Social relationships play an influential role in promoting recovery from psychosis and maintaining health and well-being. Unfortunately, individuals affected by psychosis can feel as though they are alone in their experience and may withdraw and become socially isolated. It is also not uncommon for the family to become socially isolated as well for similar reasons.
Psychosis may affect certain skills. For example, people may have difficulty in understanding social situations, engaging in social behaviour and planning and carrying out everyday activities. These skills can be relearned (or learned) by using specific techniques and practising.
Because of these difficulties, socializing can become highly stressful and the person may become more isolated.
Meeting and talking with other people who have experienced psychosis can be very helpful. Peer groups for both clients and family members can be immensely supportive. Groups provide a safe environment to meet with others who have been through similar experiences. Groups offer education about psychosis through videos, presentations, written material and discussion. They are also a great way to learn and be positive about recovery.

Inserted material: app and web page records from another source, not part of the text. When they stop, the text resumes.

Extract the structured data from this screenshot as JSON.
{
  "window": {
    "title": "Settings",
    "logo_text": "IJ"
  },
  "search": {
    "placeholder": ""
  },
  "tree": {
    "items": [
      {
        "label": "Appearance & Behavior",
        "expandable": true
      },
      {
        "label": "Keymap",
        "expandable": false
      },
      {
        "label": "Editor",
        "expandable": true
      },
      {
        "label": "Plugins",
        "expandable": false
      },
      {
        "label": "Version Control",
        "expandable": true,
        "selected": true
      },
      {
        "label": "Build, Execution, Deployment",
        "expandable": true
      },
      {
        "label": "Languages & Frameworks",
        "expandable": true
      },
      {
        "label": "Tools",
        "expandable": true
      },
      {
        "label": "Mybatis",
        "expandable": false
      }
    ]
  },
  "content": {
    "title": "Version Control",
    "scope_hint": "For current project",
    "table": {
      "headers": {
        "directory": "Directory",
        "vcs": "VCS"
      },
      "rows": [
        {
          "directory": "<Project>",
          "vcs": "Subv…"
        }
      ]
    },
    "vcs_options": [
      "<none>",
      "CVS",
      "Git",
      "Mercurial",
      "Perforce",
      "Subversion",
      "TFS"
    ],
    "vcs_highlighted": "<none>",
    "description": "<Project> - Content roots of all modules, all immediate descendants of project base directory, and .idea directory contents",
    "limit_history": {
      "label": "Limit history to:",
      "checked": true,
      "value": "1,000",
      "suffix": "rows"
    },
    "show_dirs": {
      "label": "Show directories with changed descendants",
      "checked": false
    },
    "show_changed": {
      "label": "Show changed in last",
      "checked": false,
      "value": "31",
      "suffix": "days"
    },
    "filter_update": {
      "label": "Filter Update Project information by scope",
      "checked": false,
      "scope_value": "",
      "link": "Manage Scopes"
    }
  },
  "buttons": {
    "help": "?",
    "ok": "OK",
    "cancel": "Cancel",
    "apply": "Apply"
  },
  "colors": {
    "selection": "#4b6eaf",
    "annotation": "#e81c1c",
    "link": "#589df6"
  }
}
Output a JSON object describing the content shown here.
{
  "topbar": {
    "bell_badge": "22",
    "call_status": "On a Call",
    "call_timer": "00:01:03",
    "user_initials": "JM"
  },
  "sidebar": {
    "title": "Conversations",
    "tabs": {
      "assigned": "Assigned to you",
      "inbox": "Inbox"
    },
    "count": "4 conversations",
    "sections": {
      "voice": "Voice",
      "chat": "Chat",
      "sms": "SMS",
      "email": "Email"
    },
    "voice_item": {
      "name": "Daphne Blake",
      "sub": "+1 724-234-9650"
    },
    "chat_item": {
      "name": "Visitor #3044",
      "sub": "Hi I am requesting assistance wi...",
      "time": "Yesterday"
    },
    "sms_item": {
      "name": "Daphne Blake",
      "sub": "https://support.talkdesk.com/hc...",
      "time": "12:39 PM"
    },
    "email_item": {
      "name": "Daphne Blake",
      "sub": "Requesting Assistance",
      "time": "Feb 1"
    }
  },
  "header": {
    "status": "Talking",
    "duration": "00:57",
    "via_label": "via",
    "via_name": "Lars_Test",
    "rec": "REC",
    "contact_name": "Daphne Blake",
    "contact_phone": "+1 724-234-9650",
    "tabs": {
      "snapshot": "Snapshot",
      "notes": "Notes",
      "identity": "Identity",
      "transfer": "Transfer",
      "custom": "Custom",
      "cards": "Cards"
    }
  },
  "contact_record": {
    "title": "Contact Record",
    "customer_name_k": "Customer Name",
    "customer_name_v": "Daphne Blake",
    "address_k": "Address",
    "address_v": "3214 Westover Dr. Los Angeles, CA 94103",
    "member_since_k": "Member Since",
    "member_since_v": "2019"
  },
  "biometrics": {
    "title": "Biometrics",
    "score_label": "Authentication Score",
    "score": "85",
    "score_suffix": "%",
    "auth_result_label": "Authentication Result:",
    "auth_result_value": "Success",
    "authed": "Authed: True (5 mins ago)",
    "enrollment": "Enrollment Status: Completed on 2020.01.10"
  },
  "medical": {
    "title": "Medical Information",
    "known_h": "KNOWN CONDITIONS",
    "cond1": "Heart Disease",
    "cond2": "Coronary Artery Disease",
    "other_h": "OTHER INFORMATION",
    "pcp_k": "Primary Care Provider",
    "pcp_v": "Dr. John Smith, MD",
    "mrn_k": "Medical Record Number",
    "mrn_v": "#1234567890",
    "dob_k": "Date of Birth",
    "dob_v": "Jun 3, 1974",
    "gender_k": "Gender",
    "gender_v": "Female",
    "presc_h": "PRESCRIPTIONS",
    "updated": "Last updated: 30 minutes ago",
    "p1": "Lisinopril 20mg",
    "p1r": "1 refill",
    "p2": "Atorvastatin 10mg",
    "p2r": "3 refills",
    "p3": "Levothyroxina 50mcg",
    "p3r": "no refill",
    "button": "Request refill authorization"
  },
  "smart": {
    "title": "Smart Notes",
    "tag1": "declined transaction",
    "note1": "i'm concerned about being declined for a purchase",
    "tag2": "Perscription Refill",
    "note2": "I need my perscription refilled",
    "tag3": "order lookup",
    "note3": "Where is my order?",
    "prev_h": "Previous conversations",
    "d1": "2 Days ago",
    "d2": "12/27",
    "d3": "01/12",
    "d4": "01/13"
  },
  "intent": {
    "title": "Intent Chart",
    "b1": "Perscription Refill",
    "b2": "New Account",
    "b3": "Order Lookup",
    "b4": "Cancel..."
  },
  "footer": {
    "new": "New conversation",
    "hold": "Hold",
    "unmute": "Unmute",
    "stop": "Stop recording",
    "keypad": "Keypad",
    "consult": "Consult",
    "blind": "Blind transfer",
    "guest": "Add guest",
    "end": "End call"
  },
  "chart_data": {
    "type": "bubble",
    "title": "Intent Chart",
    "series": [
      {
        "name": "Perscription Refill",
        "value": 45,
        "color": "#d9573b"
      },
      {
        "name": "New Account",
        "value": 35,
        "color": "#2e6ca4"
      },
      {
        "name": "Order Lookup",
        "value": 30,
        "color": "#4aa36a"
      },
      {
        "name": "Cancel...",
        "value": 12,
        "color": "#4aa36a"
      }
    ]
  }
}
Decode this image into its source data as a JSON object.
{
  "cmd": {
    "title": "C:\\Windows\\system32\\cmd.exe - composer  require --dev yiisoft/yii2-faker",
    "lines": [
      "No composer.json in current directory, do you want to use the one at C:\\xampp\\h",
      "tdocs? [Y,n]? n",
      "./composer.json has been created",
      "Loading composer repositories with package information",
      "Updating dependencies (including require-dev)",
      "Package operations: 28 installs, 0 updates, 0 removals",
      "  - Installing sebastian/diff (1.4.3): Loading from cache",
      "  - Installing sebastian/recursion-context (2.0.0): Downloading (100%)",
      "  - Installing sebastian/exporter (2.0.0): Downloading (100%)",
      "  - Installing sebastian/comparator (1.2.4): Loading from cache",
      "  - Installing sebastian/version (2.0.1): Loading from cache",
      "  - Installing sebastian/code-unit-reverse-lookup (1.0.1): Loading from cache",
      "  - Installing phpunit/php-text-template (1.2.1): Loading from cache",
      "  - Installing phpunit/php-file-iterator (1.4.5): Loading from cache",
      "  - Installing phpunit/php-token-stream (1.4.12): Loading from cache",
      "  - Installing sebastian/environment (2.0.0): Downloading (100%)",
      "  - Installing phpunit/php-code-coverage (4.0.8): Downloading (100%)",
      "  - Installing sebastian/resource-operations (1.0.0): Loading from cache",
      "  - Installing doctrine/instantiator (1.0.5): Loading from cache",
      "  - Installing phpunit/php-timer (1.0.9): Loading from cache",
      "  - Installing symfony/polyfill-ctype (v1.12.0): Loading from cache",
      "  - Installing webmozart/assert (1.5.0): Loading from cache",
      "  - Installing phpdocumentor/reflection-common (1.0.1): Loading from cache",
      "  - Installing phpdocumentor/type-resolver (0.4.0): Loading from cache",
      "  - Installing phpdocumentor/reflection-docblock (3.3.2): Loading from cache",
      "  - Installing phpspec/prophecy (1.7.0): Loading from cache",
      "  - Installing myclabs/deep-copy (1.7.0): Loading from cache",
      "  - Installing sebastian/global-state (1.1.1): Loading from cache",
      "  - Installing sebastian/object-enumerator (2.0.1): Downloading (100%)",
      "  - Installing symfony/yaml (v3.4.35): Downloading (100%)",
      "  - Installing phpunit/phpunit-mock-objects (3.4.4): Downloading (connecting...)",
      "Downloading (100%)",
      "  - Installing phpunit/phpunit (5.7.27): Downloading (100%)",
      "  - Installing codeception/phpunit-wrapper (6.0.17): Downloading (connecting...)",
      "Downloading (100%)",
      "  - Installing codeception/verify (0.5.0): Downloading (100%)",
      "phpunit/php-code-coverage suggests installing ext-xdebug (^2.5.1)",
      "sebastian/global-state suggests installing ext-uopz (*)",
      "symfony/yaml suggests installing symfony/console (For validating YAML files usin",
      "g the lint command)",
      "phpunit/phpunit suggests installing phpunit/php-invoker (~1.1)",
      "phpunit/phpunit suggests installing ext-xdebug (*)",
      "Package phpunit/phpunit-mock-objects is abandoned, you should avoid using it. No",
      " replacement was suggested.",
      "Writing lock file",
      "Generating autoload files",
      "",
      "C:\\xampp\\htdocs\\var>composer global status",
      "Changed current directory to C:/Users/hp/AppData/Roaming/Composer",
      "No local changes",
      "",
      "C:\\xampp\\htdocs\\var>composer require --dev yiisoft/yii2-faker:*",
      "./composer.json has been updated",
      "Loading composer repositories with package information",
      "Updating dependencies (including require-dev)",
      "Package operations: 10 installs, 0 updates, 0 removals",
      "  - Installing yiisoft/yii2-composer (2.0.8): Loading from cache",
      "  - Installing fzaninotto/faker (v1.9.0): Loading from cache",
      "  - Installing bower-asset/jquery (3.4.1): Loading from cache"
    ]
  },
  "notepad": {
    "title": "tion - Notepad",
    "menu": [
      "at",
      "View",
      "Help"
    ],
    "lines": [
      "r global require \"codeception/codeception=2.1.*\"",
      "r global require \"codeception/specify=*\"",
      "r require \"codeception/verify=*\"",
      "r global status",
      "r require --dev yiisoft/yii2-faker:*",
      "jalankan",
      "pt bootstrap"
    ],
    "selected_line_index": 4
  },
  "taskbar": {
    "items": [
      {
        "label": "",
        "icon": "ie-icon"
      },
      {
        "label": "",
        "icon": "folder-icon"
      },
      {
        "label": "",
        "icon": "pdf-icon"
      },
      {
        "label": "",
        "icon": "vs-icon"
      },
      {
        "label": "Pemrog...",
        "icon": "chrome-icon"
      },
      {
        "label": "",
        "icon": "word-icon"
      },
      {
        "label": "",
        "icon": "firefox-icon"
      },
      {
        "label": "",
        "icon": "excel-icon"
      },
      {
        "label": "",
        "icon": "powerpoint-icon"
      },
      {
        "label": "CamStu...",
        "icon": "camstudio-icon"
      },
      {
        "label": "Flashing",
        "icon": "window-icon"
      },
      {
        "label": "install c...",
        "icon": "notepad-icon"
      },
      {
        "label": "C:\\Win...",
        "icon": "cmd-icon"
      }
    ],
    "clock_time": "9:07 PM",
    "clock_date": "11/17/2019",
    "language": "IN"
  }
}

Many services in BC have Peer Support workers. Ask if they do. Another new resource is the EPI Alumni Council who offer several ways for those finishing up with EPI to support each other, educate others, engage in research and improve services. Check them out here: https://www.earlypsychosis.ca/epi-alumni-council/
We can all benefit from this. Assertiveness training is a way to help people communicate to others in a positive and constructive way that respects everyone's rights in a situation. Families can learn to use clear, direct, 'low-key' communication strategies, which may help to reduce stress for everyone in the home.